2015 and 2018 – she looks a little different, but I’m wearing the same jacket!

   

We met up with the bus tour a few stops later and enjoyed the ride while Abby slept. She really crashed hard, and was showing no signs of waking up even when we were ready to get off again. This led to me carrying her down the street towards the Vatican, a stop my mom didn’t want to miss. Abby stayed asleep in my arms at a cafe while they went ahead to look around.


What else am I supposed to do when she’s passed out on my lap?

By then it was almost 5pm. We were hungry, tired, and realizing we had a bit of a journey ahead. The bus tour only runs until about 6pm, so when we tried to board for a return trip to the train station, we were met with a large group of tourists with the same plans. No one wanted to make a nice, polite line, so you had to fend for yourself to actually get on one of the buses. My quick-thinking sister, who was carrying Abby at the time, reenacted the lifeboat scene from Titanic and began yelling “I have a child!” like Billy Zane.

This worked splendidly and we were all able to follow her on to the bus. Finally we made it to the train station, and unwisely purchased tickets for a train departing 20 minutes later. Because of course, immediately after the tickets printed Abby said she needed a bathroom break.

The next 20 minutes were hilarious. My mom and Abby went off in search of a bathroom while my sister and I stood in line to buy dinner for everyone. She bought us some sandwiches from a deli, and then while she waited in line at McDonalds (judge away) for my Mom and Abby, I was trying to figure out which platform we needed to be on. The cashier at McDonalds told Jamie they only had plain cheeseburgers, not hamburgers, and she looked at me to ask what to do since my Mom hates cheese. My watch told me we had 7 minutes left so I yelled “take the hamburgers!” We all met up and asked an employee for help finding out platform. When he pointed it out to us, he kind of shrugged and said you only have 5 minutes. I grabbed the food bags, told my sister to pick up Abby, and we started to run McCallister-family style hauling butt through this train station. With barely a minute to spare we made it and we laughed so hard on the way home about what close call we’d had.

Of course the comedy wasn’t over because we still had to drive home, and we truly could not make our way out of the train station area in Florence. Every other road is restricted from use, or one way, so we just zig-zagged back and forth, up and down these tiny streets making zero progress. At one point we turned a corner and we were staring at the Duomo.
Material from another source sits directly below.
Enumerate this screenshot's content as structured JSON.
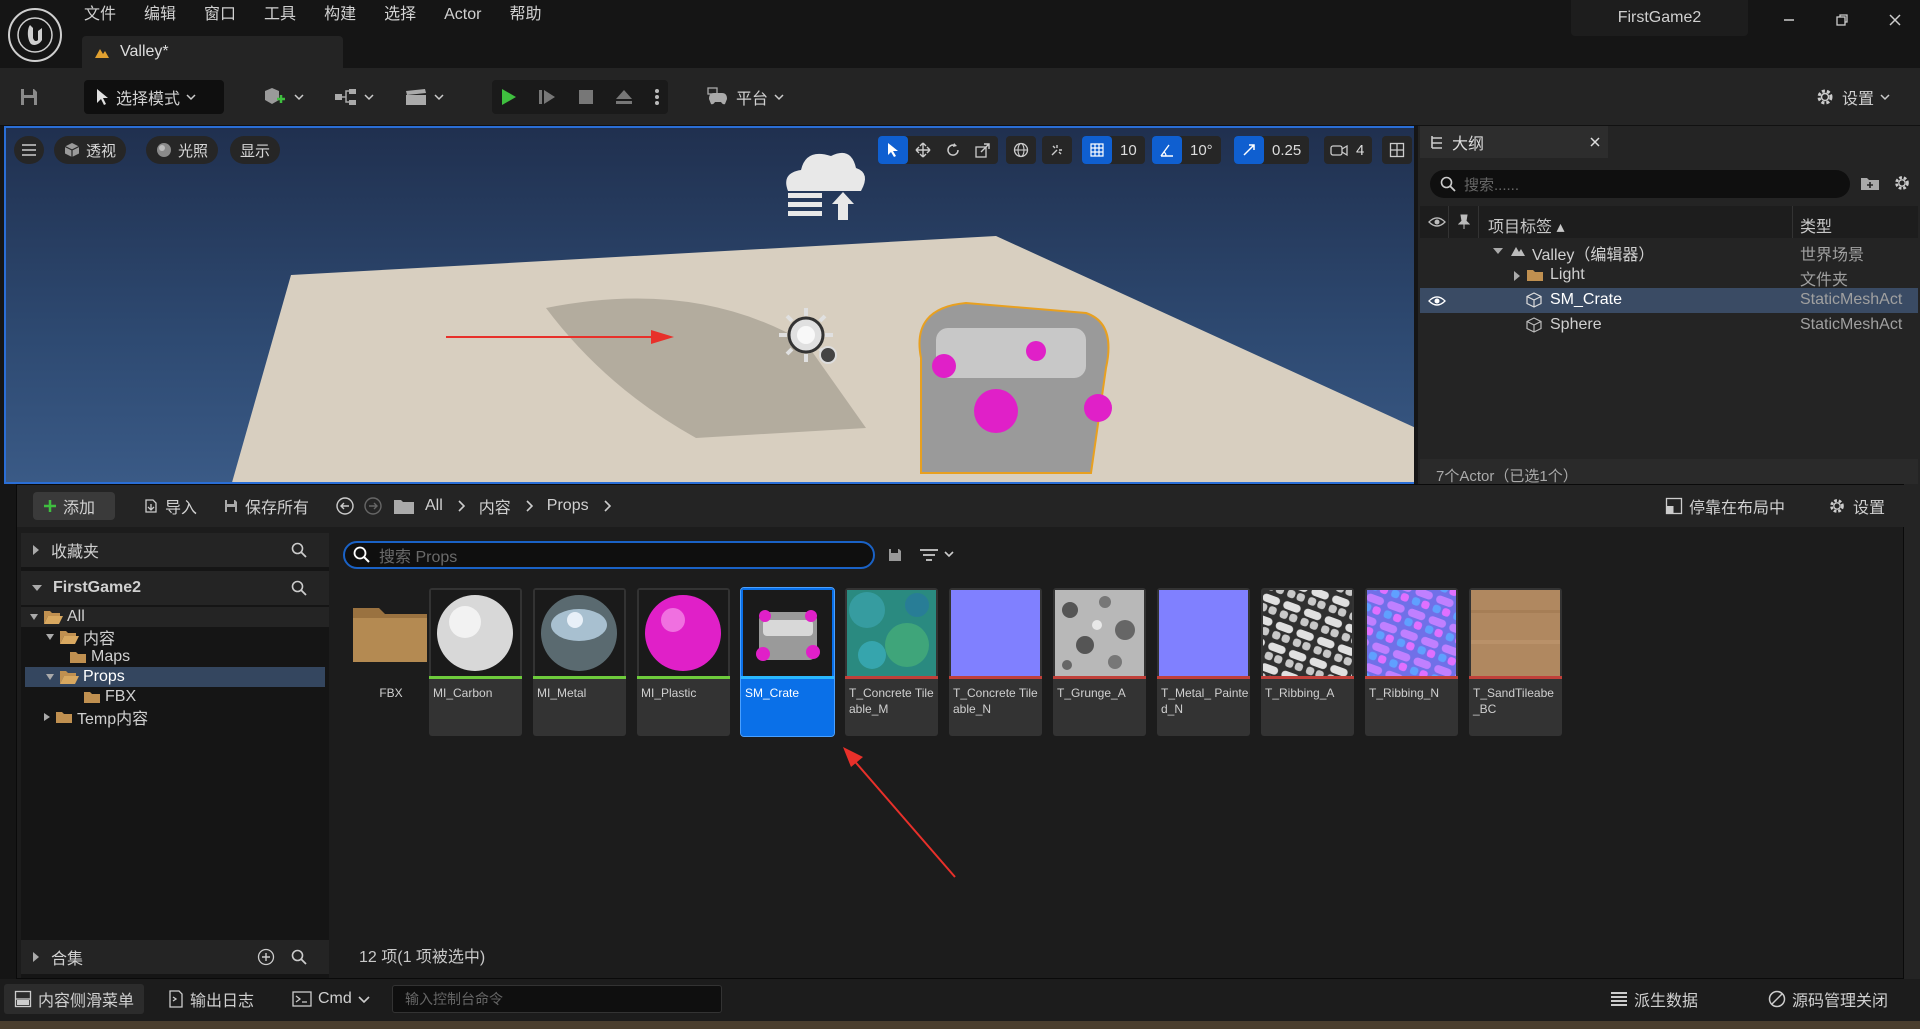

While beautiful at night, there was no doubt we were not supposed to be there. I have to give credit to my Mom because she stayed completely relaxed the whole time, convinced it would work out fine, while my sister and I were getting more and more frustrated. As she expected, we eventually figured it out and we made it back to the villa just fine. While this whole trip was memorable, a highlight will be spending a day in Rome with them.


Super sure we were NOT supposed to be driving there. Also realizing me posting this blog might make it harder for my Mom to deny any involvement when the traffic citations show up!